Livestock farmers were keen to secure supplies of straw, driving up prices at recent sales.
Straw prices have reached ‘unprecedented levels’ with livestock farmers looking to secure supplies as a nationwide shortage hits.
Halls auctioneer Peter Willcock said prices had reached between 50 per cent and 100 per cent higher than this time last year with a shortage of straw all around the country.
Livestock farmers were being forced to compete at auctions with prices going ‘ever upwards’ with many concerned about having adequate stocks.
Mr Willcock said there were ‘lots of reasons’ for this increase, including the hard winter and current drought and land being used to grow alternative crops such as maize for digesters, with slightly fewer crops now available for straw.
Source: A and S Jones and W. D. Sykes at Bishops Castle, Shropshire
He said: “The levels we are seeing are completely unprecedented. We are seeing livestock farmers having to go out and buy straw now because of the shortage of grass.
“It will put more pressure on livestock farmers.
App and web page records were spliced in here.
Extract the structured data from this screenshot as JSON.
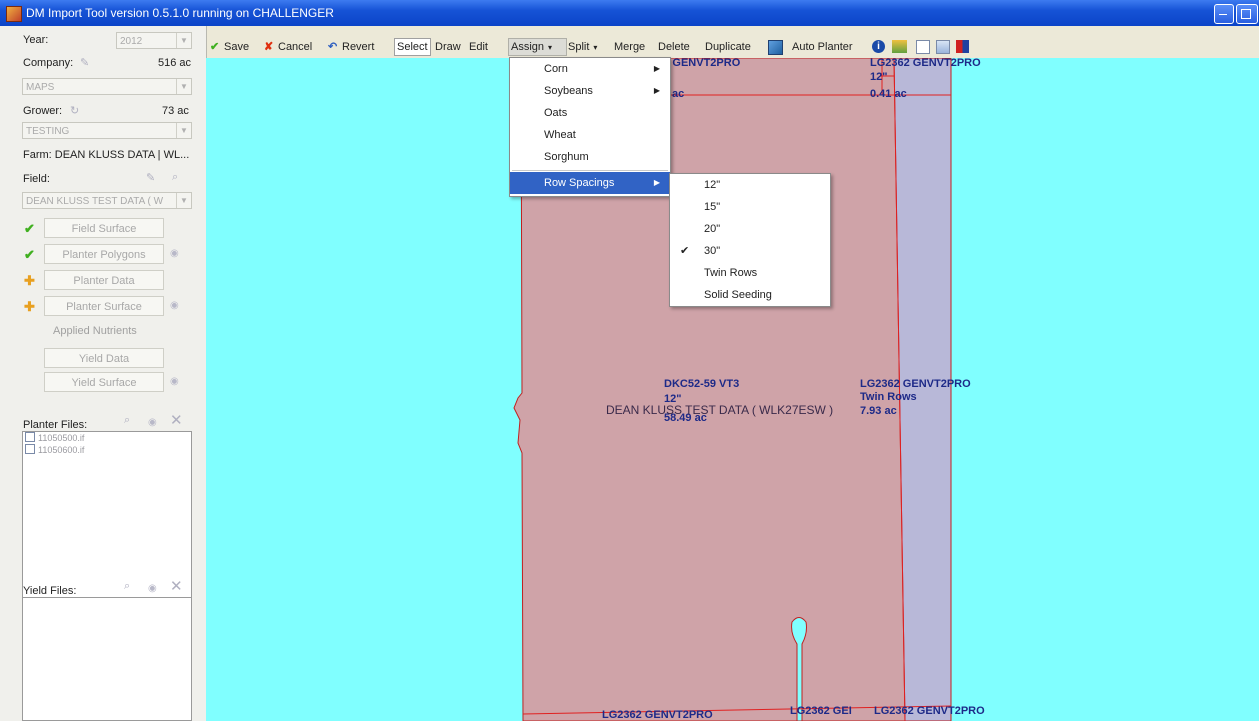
{
  "window": {
    "title": "DM Import Tool version 0.5.1.0 running on CHALLENGER"
  },
  "left": {
    "year_label": "Year:",
    "year_value": "2012",
    "company_label": "Company:",
    "company_acres": "516 ac",
    "company_value": "MAPS",
    "grower_label": "Grower:",
    "grower_acres": "73 ac",
    "grower_value": "TESTING",
    "farm_text": "Farm: DEAN KLUSS DATA | WL...",
    "field_label": "Field:",
    "field_value": "DEAN KLUSS TEST DATA ( W",
    "steps": [
      {
        "label": "Field Surface",
        "status": "check"
      },
      {
        "label": "Planter Polygons",
        "status": "check"
      },
      {
        "label": "Planter Data",
        "status": "plus"
      },
      {
        "label": "Planter Surface",
        "status": "plus"
      },
      {
        "label": "Applied Nutrients",
        "status": ""
      },
      {
        "label": "Yield Data",
        "status": ""
      },
      {
        "label": "Yield Surface",
        "status": ""
      }
    ],
    "planter_files_label": "Planter Files:",
    "planter_files": [
      "11050500.if",
      "11050600.if"
    ],
    "yield_files_label": "Yield Files:"
  },
  "toolbar": {
    "save": "Save",
    "cancel": "Cancel",
    "revert": "Revert",
    "select": "Select",
    "draw": "Draw",
    "edit": "Edit",
    "assign": "Assign",
    "split": "Split",
    "merge": "Merge",
    "delete": "Delete",
    "duplicate": "Duplicate",
    "auto_planter": "Auto Planter"
  },
  "assign_menu": {
    "items": [
      "Corn",
      "Soybeans",
      "Oats",
      "Wheat",
      "Sorghum",
      "Row Spacings"
    ]
  },
  "row_spacing_menu": {
    "items": [
      "12\"",
      "15\"",
      "20\"",
      "30\"",
      "Twin Rows",
      "Solid Seeding"
    ],
    "checked": "30\""
  },
  "map": {
    "field_name": "DEAN KLUSS TEST DATA ( WLK27ESW )",
    "labels": {
      "top_left": "362 GENVT2PRO",
      "top_left_acres": "ac",
      "top_right_hybrid": "LG2362 GENVT2PRO",
      "top_right_spacing": "12\"",
      "top_right_acres": "0.41 ac",
      "center_hybrid": "DKC52-59 VT3",
      "center_spacing": "12\"",
      "center_acres": "58.49 ac",
      "right_hybrid": "LG2362 GENVT2PRO",
      "right_spacing": "Twin Rows",
      "right_acres": "7.93 ac",
      "bottom_left": "LG2362 GENVT2PRO",
      "bottom_mid": "LG2362 GEI",
      "bottom_right": "LG2362 GENVT2PRO"
    }
  },
  "colors": {
    "map_background": "#80ffff",
    "field_fill": "#cfa3a8",
    "strip_fill": "#b8b8d8",
    "boundary": "#e02020",
    "menu_highlight": "#3163c5"
  }
}
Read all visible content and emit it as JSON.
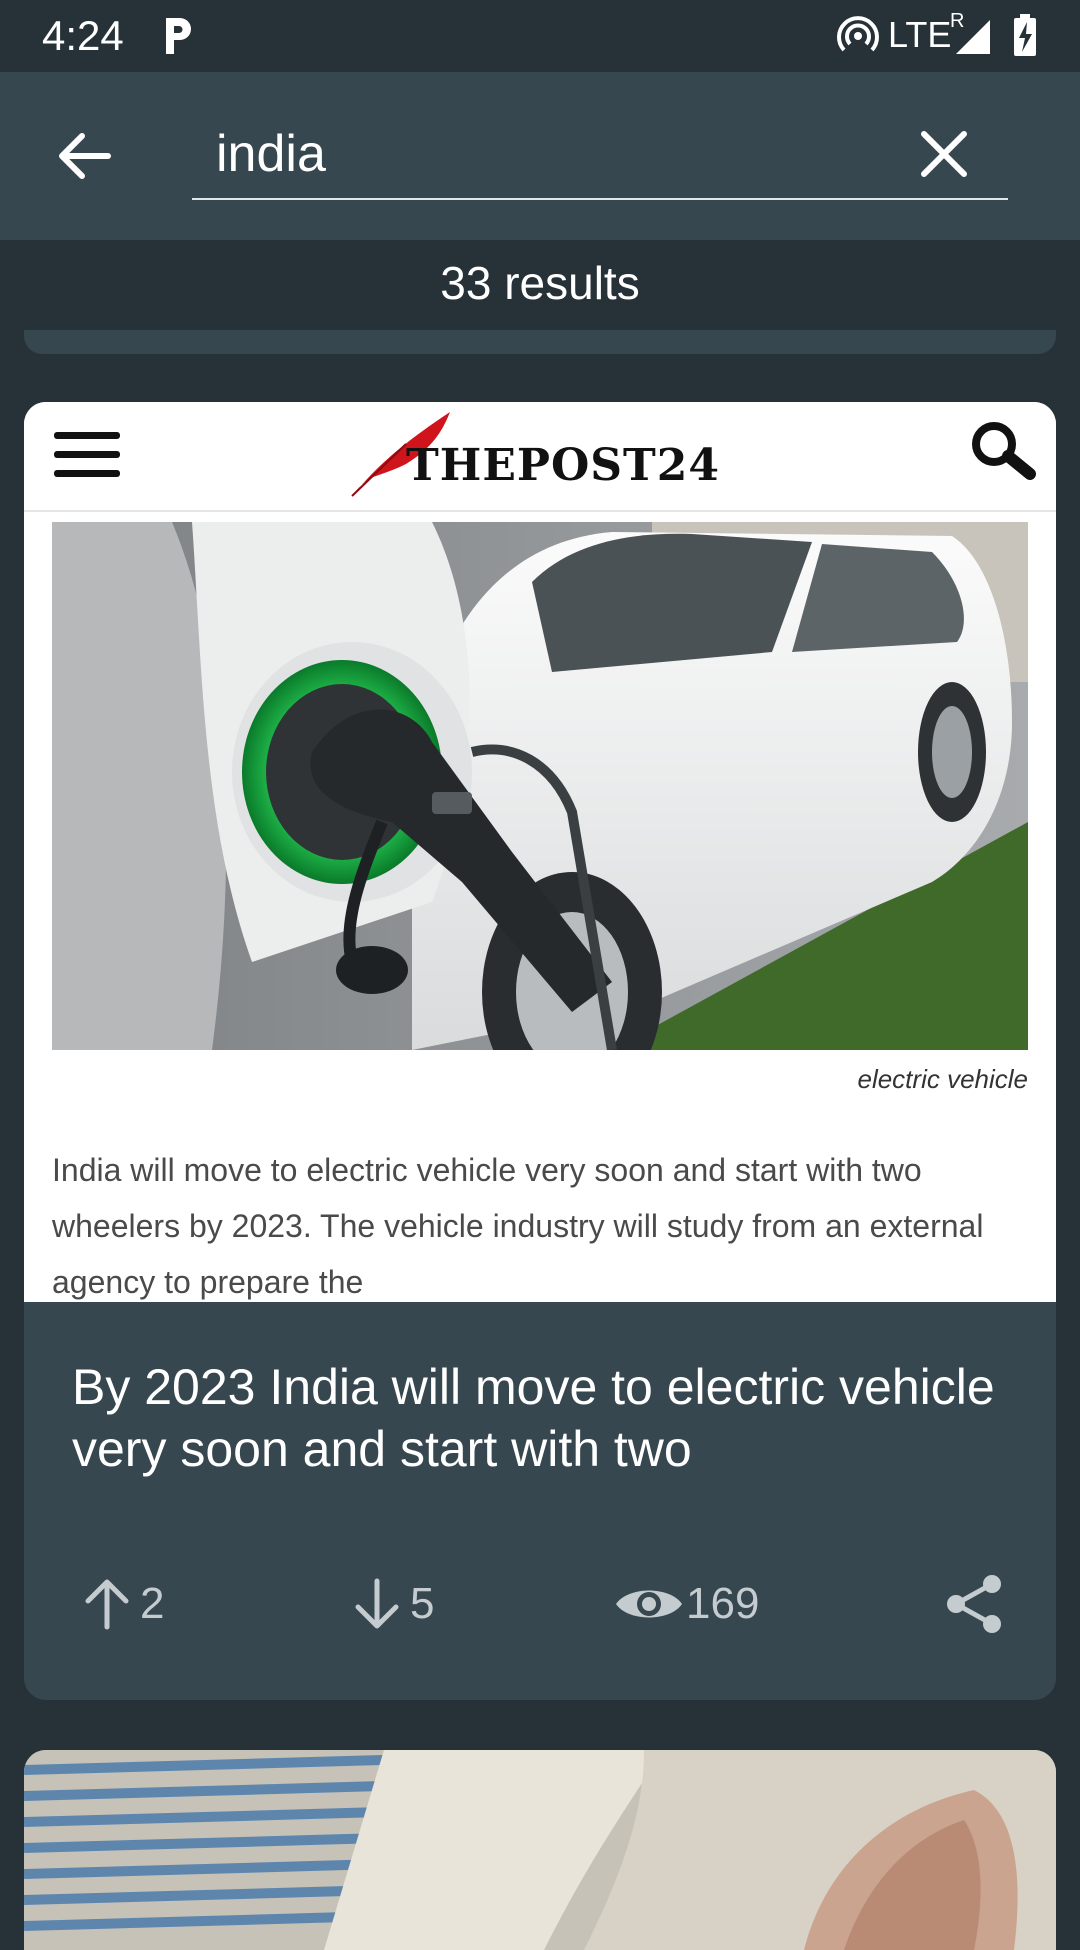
{
  "status_bar": {
    "time": "4:24",
    "network": "LTE",
    "roaming": "R"
  },
  "search": {
    "query": "india",
    "placeholder": ""
  },
  "results": {
    "count_label": "33 results"
  },
  "card": {
    "site_name": "THEPOST24",
    "image_caption": "electric vehicle",
    "excerpt": "India will move to electric vehicle very soon and start with two wheelers by 2023. The vehicle industry will study from an external agency to prepare the",
    "title": "By 2023 India will move to electric vehicle very soon and start with two",
    "upvotes": "2",
    "downvotes": "5",
    "views": "169"
  },
  "colors": {
    "background": "#263238",
    "app_bar": "#37474f",
    "text_primary": "#ffffff",
    "text_secondary": "#c5ccd0",
    "logo_red": "#d0141c",
    "charger_green": "#1ec94a"
  }
}
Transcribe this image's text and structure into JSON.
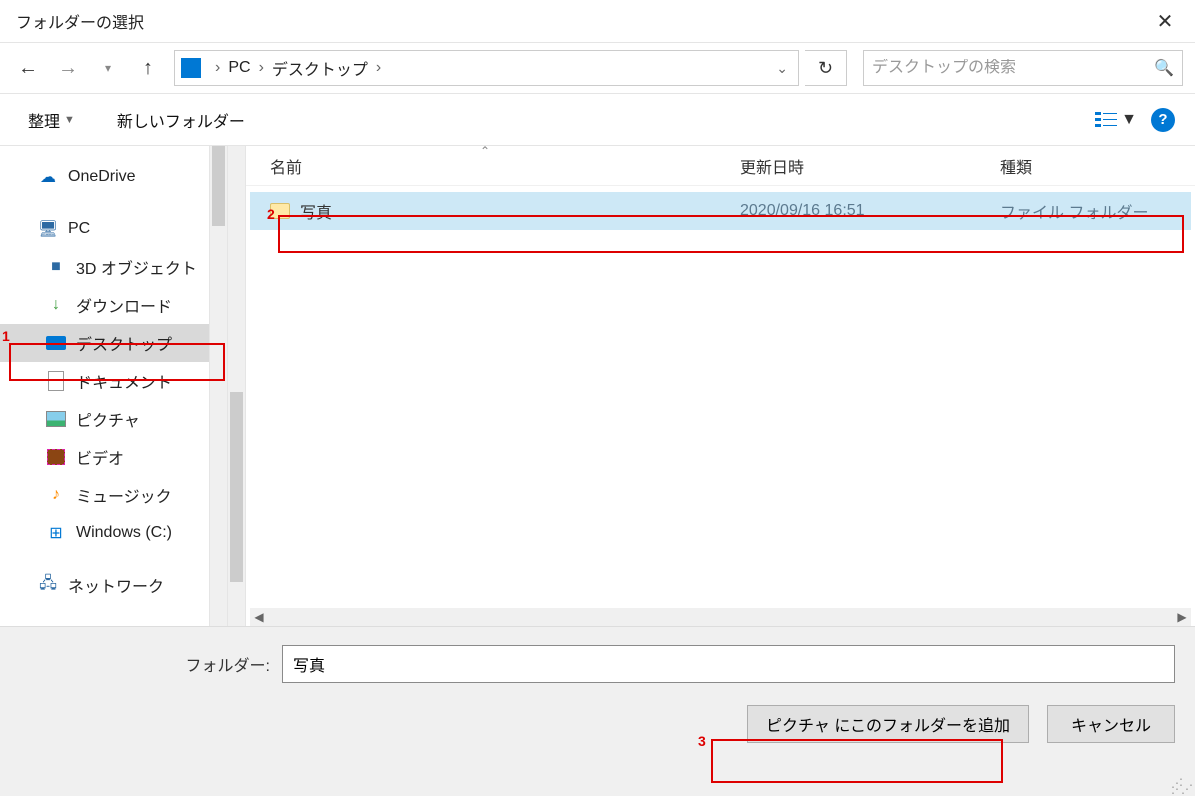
{
  "window": {
    "title": "フォルダーの選択"
  },
  "nav": {
    "breadcrumb": [
      "PC",
      "デスクトップ"
    ]
  },
  "search": {
    "placeholder": "デスクトップの検索"
  },
  "toolbar": {
    "organize": "整理",
    "new_folder": "新しいフォルダー"
  },
  "sidebar": {
    "onedrive": "OneDrive",
    "pc": "PC",
    "items": [
      "3D オブジェクト",
      "ダウンロード",
      "デスクトップ",
      "ドキュメント",
      "ピクチャ",
      "ビデオ",
      "ミュージック",
      "Windows (C:)"
    ],
    "network": "ネットワーク"
  },
  "columns": {
    "name": "名前",
    "date": "更新日時",
    "type": "種類"
  },
  "rows": [
    {
      "name": "写真",
      "date": "2020/09/16 16:51",
      "type": "ファイル フォルダー"
    }
  ],
  "bottom": {
    "label": "フォルダー:",
    "value": "写真",
    "primary": "ピクチャ にこのフォルダーを追加",
    "cancel": "キャンセル"
  },
  "annot": {
    "a1": "1",
    "a2": "2",
    "a3": "3"
  }
}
Arable farmers are trying to get the best return for their straw.”
He added many livestock farmers were hedging their bets and buying now in case prices got ‘even dearer’.
More than 100 buyers were at the recent sales in Shropshire and Welsh livestock farmers in particular were showing a ‘great deal of interest’ with some travelling up to 40 miles to be at the auction.